“We’ve really strived to make sure the prices are accessible for everyone. It’s a recession-proof alternative for lovers of boutique hotels and we’re aiming for everyone from young couples to seasoned hillwalkers”.

Over in the west, another old building is enjoying a new lease of life. Twenty five years after the Loch Fyne Oyster Bar opened at Cairndow in Argyll, the restaurant has undergone a complete refurbishment and reopens this weekend with Ondine owner Roy Brett as Culinary Director.

“The Loch Fyne Oyster Bar is a Scottish culinary institution. In these tough times, when you have a great brand like Loch Fyne, you need to use that to your advantage”, said Roy. “After quarter of a century, it just needed a facelift and I’m looking forward to helping take it to the next level.”

The final new boy on the block this weekend is a familiar face. Tom Kitchin has teamed with fellow Michelin chef Dominic Jack to open a pub in Stockbridge in Edinburgh.

But not a pub as you may know it. On the opening night I enjoyed haggis bon bons, crispy pigs ear and oysters all washed down by a lovely craft beer from the Isle of Skye.

With a stylish interior of tweed, tartan and stripped back brickwork, The Scran and Scallie is going to change the way we think about food in pubs.

With a special space to keep children entertained, it will also challenge pubs who think children should just be grateful to be allowed on the premises to munch on chicken dippers and chips.

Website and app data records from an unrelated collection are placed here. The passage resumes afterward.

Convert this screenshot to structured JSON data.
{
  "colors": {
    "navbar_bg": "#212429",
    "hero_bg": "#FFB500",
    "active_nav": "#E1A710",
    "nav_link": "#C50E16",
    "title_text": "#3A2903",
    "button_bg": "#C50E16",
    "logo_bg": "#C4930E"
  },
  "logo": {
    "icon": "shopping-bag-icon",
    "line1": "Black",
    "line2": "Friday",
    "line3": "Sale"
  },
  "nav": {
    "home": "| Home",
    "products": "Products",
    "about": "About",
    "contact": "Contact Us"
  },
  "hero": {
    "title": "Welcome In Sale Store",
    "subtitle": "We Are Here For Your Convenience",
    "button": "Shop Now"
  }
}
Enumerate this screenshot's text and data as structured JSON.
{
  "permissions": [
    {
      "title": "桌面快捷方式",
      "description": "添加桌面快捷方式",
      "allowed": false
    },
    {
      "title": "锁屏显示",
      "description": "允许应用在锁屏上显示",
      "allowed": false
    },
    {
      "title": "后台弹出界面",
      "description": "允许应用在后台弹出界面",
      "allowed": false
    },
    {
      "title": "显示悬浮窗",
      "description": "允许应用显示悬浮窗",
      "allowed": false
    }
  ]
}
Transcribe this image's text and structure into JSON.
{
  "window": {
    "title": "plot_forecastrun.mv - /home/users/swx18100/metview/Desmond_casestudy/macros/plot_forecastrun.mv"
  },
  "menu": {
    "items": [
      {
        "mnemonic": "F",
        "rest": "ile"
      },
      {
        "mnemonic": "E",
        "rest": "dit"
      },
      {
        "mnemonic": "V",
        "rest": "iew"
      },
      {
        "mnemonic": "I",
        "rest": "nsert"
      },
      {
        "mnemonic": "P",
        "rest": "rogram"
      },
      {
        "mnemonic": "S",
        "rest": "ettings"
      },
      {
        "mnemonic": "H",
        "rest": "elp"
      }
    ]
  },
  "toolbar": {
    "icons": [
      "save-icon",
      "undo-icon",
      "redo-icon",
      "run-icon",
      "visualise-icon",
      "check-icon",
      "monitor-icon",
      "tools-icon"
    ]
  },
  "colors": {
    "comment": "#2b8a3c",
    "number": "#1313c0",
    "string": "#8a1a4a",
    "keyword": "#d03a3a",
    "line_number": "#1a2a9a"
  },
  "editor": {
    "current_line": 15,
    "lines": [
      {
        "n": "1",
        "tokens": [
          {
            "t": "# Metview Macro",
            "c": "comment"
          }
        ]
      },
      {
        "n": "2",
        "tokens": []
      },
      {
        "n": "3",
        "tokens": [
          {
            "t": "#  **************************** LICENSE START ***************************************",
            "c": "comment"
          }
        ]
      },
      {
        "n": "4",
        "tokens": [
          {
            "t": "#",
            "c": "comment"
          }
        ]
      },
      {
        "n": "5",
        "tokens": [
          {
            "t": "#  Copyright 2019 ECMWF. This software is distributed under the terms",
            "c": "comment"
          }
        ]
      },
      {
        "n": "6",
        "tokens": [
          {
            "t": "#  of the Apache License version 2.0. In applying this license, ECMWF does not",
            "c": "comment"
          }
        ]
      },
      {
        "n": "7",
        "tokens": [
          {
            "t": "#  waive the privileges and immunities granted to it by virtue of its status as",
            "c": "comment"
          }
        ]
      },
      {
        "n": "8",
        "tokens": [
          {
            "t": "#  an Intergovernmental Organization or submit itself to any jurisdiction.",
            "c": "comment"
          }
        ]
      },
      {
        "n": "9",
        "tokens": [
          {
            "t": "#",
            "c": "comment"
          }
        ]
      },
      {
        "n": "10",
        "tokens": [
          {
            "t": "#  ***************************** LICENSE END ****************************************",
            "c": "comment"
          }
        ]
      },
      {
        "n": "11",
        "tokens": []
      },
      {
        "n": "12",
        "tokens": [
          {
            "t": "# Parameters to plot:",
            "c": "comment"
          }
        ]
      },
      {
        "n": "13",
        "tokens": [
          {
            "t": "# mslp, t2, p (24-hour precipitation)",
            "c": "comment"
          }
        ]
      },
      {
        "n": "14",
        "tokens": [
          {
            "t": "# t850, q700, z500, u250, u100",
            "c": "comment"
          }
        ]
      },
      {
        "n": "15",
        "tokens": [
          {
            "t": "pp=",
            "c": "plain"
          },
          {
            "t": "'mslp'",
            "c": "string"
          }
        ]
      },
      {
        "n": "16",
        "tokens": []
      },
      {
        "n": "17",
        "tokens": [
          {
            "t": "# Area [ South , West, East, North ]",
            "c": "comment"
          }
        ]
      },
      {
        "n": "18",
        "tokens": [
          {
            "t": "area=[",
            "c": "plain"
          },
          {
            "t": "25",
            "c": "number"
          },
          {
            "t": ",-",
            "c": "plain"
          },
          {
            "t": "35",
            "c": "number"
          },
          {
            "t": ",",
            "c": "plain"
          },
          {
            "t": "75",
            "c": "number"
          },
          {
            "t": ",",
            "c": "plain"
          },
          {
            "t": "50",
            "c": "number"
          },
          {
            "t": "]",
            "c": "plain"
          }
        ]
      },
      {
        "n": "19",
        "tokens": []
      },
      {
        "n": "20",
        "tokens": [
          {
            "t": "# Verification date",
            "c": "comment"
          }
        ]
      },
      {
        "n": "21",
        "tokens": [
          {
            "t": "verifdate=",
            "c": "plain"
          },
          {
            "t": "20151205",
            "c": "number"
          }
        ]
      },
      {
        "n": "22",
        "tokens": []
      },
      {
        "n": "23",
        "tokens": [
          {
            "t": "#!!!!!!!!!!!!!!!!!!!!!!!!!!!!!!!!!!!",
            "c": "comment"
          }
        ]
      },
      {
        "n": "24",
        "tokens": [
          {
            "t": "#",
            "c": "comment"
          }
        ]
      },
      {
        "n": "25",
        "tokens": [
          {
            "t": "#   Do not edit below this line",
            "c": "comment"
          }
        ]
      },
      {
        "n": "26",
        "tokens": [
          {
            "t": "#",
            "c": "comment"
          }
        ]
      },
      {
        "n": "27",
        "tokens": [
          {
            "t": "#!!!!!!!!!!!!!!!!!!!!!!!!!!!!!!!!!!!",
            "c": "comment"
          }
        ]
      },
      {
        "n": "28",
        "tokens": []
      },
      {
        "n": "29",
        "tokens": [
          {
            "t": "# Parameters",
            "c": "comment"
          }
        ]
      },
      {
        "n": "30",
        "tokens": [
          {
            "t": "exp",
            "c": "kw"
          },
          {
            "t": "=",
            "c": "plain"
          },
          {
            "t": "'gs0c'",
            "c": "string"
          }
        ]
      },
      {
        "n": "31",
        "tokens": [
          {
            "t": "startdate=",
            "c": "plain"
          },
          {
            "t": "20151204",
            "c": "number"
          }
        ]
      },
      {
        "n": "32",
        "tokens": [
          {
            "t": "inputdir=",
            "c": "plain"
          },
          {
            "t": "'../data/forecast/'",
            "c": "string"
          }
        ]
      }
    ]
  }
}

So a new gastropub, a revived Scottish gem and a budget version of one of Scotland’s great rural hotels. The lesson seems to be, know your market well and you can still open the doors on something new, even at the worst time of the year.